11 Article ABCA1 gene promoter DNA methylation is associated with HDL particle profile and coronary artery disease in familial hypercholesterolemia. 2012

Guay, Simon-Pierre / Brisson, Diane / Munger, Johannie / Lamarche, Benoit / Gaudet, Daniel / Bouchard, Luigi. ·Department of Biochemistry, Université de Sherbrooke, Sherbrooke, QC, Canada. ·Epigenetics · Pubmed #22419126.

ABSTRACT: High-density lipoproteins cholesterol (HDL-C) level, a strong coronary artery disease (CAD) clinical biomarker, shows significant interindividual variability. However, the molecular mechanisms involved remain mostly unknown. ATP-binding cassette A1 (ABCA1) catalyzes the cholesterol transfer from peripheral cells to nascent HDL particles. Recently, a differentially methylation region was identified in ABCA1 gene promoter locus, near the first exon. Therefore, we hypothesized that DNA methylation changes at ABCA1 gene locus is one of the molecular mechanisms involved in HDL-C interindividual variability. The study was conducted in familial hypercholesterolemia (FH), a monogenic disorder associated with a high risk of CAD . Ninety-seven FH patients (all p.W66G for the LDLR gene mutation and not under lipid-lowering treatment) were recruited and finely phenotyped for DNA methylation analyses at ABCA1 gene locus. ABCA1 DNA methylation levels were found negatively correlated with circulating HDL-C (r = -0.20; p = 0.05), HDL2-phospholipid levels (r = -0.43; p = 0.04), and with a trend for association with HDL peak particle size (r = -0.38; p = 0.08). ABCA1 DNA methylation levels were also found associated with prior history of CAD (CAD = 40.2% vs. without CAD = 34.3%; p = 0.003). These results suggest that epigenetic changes within the ABCA1 gene promoter contribute to the interindividual variability in plasma HDL-C concentrations and are associated with CAD expression. These findings could change our understanding of the molecular mechanisms involved in the pathophysiological processes leading to CAD.
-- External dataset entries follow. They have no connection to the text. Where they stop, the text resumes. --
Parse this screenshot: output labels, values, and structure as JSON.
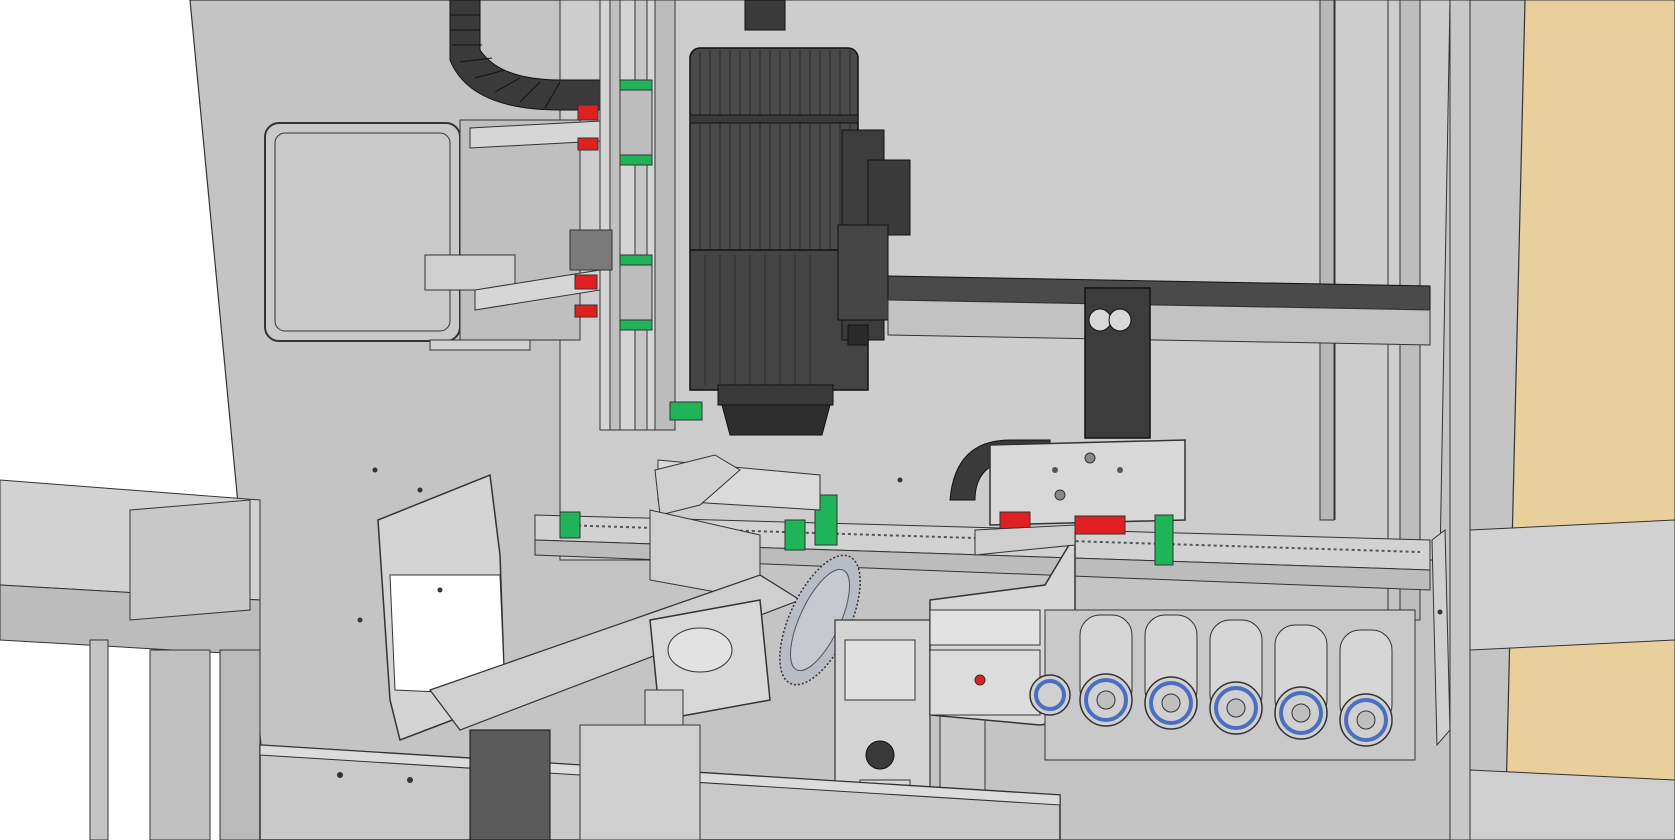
{
  "scene": {
    "subject": "cad-machine-assembly",
    "colors": {
      "background": "#ffffff",
      "frame": "#c4c4c4",
      "frame_light": "#d6d6d6",
      "frame_dark": "#a8a8a8",
      "outline": "#333333",
      "spindle": "#4a4a4a",
      "spindle_dark": "#2e2e2e",
      "rail_block_green": "#1fb35a",
      "rail_block_red": "#e02020",
      "bearing_blue": "#4a6fc0",
      "wood_panel": "#e8cf9c",
      "saw_blade": "#b8bcc4"
    },
    "parts": [
      "frame-panel-left",
      "spindle-motor",
      "z-axis-linear-rail",
      "x-axis-linear-rail",
      "electrical-box",
      "cable-chain",
      "carriage-plate",
      "saw-blade",
      "roller-conveyor",
      "guard-plate",
      "wood-panel-right"
    ]
  }
}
12 Article Hypertriglyceridemic waist: a simple clinical phenotype associated with coronary artery disease in women. 2012

Blackburn, Patricia / Lemieux, Isabelle / Lamarche, Benoît / Bergeron, Jean / Perron, Patrice / Tremblay, Gérald / Gaudet, Daniel / Després, Jean-Pierre. ·Division of Kinesiology, Department of Health Sciences, Université du Québec à Chicoutimi, Saguenay (Québec), Canada. ·Metabolism · Pubmed #21733531.

ABSTRACT: The aim of the present study was to compare the ability of the hypertriglyceridemic waist phenotype and the National Cholesterol Education Program-Adult Treatment Panel III (NCEP-ATP III) clinical criteria to predict coronary artery disease (CAD) risk in a sample of women. We studied 254 women among whom the presence/absence of CAD was assessed by angiography. The hypertriglyceridemic waist phenotype was defined as having both a high waist circumference (≥85 cm) and increased fasting triglyceride levels (≥1.5 mmol/L), whereas the presence of at least 3 of the 5 NCEP-ATP III criteria was used as the "reference" screening approach to identify women with the features of the metabolic syndrome. Women with hypertriglyceridemic waist were characterized by higher adiposity indices as well as by a more disturbed fasting metabolic risk profile compared with women without this phenotype. Similar differences were observed when comparing the metabolic profile of women with vs without at least 3 of the NCEP-ATP III clinical criteria. Moreover, differences in the Framingham risk score were essentially similar when women were considered at low or high risk by either hypertriglyceridemic waist or by NCEP-ATP III clinical criteria (P < .0001). Finally, both clinical phenotypes were predictive of CAD (hypertriglyceridemic waist: relative odds ratio, 2.1; 95% confidence interval, 1.1-3.8; P = .02; NCEP-ATP III clinical criteria: relative odds ratio, 2.5; 95% confidence interval, 1.4-4.6; P < .003). These results suggest that hypertriglyceridemic waist is a simple screening tool to identify women with clustering metabolic abnormalities and at increased CAD risk.